This is a disagreement over pragmatism rather than morals and values. Behind this though, there is much in common. If you look at the guest posts from earlier this year from Christians advocating different political parties and also research I carried out at the start of last year, it’s clear that it is the moral issues that get Christians worked up, not what is best for them as individuals. How the poor are treated is a common theme as you would expect, as are families, marriage, religious freedom, the environment and the integrity of our leaders. I’ve seen Christians with a variety of political persuasions united in wanting to see the government treat the poor with dignity and fairness. There is a collective social conservatism too that longs for greater support for families, a rejection of morality free capitalism and an upholding of some more traditional social structures that does not see all ‘progress’ as positive.
If there were political movements that encompassed these attitudes they would probably bear some resemblance to Phillip Blond’s Red Tory or Maurice Glasman’s Blue Labour. Both of these identify how both left and right have failed to create a state that serves its citizens with a moral compass. They take inspiration from Catholic social teaching and place high value upon politics that serve local communities and the common good. David Cameron’s much trumpeted but poorly executed Big Society had roots in these political philosophies. This approach to political thinking is radical because it forces politicians from all sides to challenge the ways they approach governance and accept that religion and morality is a necessary component of a society that functions well.
It’s interesting that David Cameron went out of his way to talk about the importance of his Christian faith at Easter. There is seen to be a lack of integrity in a political system that is inhabited by robo-politician MPs, spouting party propaganda: “Blah, blah, COST OF LIVING CRISIS! Blah, blah…” Cameron went out of his way to open up, be honest and risk being shot down. It doesn’t get him off the hook with plenty of Christians I meet who are still angry about the way 600,000 signatories were completely snubbed and ignored because they disagreed with same-sex marriage last year, but what he did do was acknowledge that Christianity has something to offer this country.

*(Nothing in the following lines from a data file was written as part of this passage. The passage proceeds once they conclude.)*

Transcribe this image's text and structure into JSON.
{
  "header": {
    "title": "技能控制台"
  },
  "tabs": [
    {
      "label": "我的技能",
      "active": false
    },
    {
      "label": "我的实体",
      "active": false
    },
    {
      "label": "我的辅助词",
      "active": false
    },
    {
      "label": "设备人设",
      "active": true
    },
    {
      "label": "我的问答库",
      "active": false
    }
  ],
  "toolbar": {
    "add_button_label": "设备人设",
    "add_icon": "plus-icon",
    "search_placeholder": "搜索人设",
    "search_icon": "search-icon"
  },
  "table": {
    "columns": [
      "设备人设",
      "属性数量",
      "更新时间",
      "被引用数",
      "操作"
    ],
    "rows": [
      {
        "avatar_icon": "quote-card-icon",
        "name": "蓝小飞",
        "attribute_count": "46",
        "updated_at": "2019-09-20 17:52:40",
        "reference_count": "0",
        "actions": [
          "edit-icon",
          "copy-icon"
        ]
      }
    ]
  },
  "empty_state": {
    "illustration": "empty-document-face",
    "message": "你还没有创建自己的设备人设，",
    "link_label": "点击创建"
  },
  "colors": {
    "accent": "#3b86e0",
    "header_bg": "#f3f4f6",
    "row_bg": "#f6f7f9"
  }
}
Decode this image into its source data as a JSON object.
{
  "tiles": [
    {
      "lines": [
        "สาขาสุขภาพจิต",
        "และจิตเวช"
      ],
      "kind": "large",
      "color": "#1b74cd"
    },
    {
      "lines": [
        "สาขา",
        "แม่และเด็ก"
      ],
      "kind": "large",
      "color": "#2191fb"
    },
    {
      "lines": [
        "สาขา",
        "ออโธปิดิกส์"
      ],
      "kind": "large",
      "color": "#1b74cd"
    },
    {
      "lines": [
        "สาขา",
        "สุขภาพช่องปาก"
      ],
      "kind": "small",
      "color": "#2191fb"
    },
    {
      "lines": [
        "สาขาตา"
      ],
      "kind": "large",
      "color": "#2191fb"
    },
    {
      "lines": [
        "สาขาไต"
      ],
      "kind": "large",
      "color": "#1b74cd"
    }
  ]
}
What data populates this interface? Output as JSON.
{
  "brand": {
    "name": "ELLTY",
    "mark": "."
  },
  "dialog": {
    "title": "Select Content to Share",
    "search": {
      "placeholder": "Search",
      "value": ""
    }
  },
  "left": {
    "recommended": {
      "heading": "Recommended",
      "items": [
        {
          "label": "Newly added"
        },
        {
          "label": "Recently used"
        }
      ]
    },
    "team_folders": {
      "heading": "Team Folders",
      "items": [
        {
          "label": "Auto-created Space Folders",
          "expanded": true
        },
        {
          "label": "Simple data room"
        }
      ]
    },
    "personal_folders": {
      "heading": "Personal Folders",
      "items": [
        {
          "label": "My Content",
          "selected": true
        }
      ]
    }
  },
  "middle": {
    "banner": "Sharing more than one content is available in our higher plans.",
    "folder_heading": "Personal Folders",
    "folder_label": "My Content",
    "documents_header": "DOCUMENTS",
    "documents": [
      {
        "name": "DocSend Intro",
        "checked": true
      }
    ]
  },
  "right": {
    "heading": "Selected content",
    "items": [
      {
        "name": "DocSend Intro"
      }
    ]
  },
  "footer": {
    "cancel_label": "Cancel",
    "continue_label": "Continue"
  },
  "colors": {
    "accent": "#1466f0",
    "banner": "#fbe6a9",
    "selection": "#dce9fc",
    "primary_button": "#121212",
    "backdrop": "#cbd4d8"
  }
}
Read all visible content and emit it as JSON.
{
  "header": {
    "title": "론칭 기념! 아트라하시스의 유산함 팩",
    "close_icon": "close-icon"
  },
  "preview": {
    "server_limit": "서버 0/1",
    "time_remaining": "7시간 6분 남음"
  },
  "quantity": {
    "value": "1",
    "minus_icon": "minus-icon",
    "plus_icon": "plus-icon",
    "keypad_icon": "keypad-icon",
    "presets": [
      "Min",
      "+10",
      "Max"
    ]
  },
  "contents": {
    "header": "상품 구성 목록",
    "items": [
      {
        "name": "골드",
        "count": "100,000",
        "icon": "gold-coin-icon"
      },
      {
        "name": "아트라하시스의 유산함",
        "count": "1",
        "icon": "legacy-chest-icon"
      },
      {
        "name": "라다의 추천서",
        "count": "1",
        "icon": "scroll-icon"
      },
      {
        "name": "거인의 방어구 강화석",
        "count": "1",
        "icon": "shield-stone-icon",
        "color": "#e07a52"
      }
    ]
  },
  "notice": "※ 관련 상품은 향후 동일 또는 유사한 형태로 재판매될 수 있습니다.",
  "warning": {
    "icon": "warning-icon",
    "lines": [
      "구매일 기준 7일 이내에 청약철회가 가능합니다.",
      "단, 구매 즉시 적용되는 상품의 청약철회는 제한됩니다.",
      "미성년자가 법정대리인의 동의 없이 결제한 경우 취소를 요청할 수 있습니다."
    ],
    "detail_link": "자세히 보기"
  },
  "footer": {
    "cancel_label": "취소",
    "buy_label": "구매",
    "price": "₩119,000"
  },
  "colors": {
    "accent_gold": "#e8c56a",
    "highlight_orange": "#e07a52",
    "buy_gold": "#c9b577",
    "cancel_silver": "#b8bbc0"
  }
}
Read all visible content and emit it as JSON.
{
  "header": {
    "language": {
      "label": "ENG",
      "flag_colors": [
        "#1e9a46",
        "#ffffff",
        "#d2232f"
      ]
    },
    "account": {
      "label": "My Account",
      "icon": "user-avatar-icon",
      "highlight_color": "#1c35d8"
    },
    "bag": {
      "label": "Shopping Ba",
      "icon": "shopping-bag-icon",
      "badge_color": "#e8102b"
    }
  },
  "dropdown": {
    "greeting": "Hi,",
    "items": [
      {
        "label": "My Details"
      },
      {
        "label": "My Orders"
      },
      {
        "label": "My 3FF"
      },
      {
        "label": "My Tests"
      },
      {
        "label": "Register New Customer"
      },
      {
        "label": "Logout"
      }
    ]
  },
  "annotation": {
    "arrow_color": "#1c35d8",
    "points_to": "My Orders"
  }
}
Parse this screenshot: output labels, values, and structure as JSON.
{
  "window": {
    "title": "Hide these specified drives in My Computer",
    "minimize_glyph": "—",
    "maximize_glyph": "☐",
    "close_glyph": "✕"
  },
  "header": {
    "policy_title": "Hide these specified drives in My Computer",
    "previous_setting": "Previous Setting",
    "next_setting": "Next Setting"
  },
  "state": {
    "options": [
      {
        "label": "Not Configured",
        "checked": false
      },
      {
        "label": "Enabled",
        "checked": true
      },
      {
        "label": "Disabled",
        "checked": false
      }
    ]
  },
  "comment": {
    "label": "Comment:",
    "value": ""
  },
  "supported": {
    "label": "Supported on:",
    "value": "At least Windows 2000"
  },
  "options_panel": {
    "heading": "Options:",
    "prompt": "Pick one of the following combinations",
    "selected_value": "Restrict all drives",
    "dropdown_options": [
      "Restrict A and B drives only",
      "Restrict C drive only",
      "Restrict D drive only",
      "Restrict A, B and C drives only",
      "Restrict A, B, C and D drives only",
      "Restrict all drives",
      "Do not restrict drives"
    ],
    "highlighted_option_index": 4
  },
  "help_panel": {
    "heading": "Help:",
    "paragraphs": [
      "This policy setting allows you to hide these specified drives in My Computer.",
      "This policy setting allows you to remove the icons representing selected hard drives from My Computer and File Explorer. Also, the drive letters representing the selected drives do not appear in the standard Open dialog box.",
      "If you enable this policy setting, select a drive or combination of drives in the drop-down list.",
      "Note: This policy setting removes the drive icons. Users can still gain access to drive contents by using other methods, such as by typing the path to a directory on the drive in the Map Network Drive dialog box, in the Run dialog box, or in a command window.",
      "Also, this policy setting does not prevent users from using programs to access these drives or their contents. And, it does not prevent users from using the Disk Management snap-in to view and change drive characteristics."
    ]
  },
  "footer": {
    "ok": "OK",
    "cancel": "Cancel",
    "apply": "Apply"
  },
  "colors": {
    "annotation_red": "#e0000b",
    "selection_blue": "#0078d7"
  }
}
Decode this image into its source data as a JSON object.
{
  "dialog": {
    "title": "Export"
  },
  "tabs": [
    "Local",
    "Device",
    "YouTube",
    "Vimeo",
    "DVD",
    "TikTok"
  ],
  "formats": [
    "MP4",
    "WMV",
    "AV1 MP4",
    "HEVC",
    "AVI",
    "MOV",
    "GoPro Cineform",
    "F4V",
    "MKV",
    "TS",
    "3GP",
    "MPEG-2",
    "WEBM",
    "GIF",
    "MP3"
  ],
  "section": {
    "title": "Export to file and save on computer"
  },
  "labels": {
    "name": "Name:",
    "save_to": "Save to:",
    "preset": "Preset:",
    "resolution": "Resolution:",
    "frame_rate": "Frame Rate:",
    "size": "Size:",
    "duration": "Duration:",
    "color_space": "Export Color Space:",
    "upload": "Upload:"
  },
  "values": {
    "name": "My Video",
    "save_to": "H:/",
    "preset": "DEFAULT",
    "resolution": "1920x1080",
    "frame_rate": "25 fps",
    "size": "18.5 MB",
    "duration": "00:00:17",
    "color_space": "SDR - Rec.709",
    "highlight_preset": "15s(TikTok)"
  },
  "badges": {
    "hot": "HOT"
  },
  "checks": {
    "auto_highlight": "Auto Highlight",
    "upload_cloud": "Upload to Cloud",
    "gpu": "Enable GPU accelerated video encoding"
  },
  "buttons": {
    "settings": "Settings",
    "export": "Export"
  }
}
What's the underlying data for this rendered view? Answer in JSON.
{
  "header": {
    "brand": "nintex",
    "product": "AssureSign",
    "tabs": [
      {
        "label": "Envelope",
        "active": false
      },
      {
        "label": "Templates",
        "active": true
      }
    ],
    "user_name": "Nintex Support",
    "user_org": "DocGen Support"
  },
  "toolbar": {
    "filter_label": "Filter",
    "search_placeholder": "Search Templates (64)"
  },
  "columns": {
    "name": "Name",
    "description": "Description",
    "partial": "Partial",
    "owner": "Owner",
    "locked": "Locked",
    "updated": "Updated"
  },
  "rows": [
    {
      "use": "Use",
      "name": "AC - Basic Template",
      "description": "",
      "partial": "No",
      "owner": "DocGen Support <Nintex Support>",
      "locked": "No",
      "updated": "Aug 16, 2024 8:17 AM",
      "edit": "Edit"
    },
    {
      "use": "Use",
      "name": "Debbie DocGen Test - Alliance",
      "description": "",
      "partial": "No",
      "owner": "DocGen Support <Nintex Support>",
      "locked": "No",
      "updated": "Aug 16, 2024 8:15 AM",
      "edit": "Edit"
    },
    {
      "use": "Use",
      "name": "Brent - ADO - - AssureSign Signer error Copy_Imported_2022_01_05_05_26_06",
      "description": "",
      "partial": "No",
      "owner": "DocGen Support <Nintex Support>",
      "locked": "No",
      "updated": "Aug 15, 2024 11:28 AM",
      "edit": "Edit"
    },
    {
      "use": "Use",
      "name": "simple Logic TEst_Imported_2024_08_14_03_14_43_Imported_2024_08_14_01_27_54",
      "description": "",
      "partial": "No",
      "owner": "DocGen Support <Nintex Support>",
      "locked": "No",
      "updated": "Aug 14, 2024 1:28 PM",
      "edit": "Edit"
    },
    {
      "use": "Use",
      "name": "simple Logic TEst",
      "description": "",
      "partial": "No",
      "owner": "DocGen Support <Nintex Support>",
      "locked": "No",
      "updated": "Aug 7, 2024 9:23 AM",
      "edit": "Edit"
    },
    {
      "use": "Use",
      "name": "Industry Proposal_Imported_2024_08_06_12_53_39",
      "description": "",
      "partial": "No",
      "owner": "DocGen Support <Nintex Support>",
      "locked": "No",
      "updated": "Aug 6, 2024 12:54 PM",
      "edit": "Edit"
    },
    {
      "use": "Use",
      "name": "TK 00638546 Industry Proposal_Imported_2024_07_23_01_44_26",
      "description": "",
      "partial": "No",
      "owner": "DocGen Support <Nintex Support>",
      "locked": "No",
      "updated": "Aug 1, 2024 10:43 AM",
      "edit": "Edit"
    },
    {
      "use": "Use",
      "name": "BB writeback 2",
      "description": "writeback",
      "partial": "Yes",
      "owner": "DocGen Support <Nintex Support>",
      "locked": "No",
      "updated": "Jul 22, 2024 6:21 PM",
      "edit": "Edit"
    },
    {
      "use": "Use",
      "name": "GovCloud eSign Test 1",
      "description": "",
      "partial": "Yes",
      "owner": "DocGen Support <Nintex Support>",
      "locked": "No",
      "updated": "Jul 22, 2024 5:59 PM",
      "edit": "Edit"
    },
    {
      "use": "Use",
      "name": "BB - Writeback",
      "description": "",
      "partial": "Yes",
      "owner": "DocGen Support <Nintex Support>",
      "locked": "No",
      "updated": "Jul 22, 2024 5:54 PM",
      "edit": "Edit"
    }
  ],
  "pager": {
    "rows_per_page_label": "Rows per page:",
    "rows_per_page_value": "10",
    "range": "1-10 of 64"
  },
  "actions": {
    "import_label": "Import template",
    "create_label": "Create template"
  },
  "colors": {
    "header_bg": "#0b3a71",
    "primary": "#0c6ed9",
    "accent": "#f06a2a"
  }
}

Many Christians deep down believe the values and principles of their faith have much to teach those who hold the reins of power. This is really what the Christian vote looks like in the UK. It’s a desire to see this country changed for the better, for politicians who are real people, who show that they care more about the vulnerable in society, than they do for their own standing and for them to work together more rather than go at each others’ throats week after week.
The thing is if you put this sort of approach to most people irrespective of their beliefs or politics, they’d probably agree with it. The Christian vote is really the vote for a more ambitiously moral politics that values its electorate and any party that takes it seriously is bound to reap the rewards both for itself and the nation.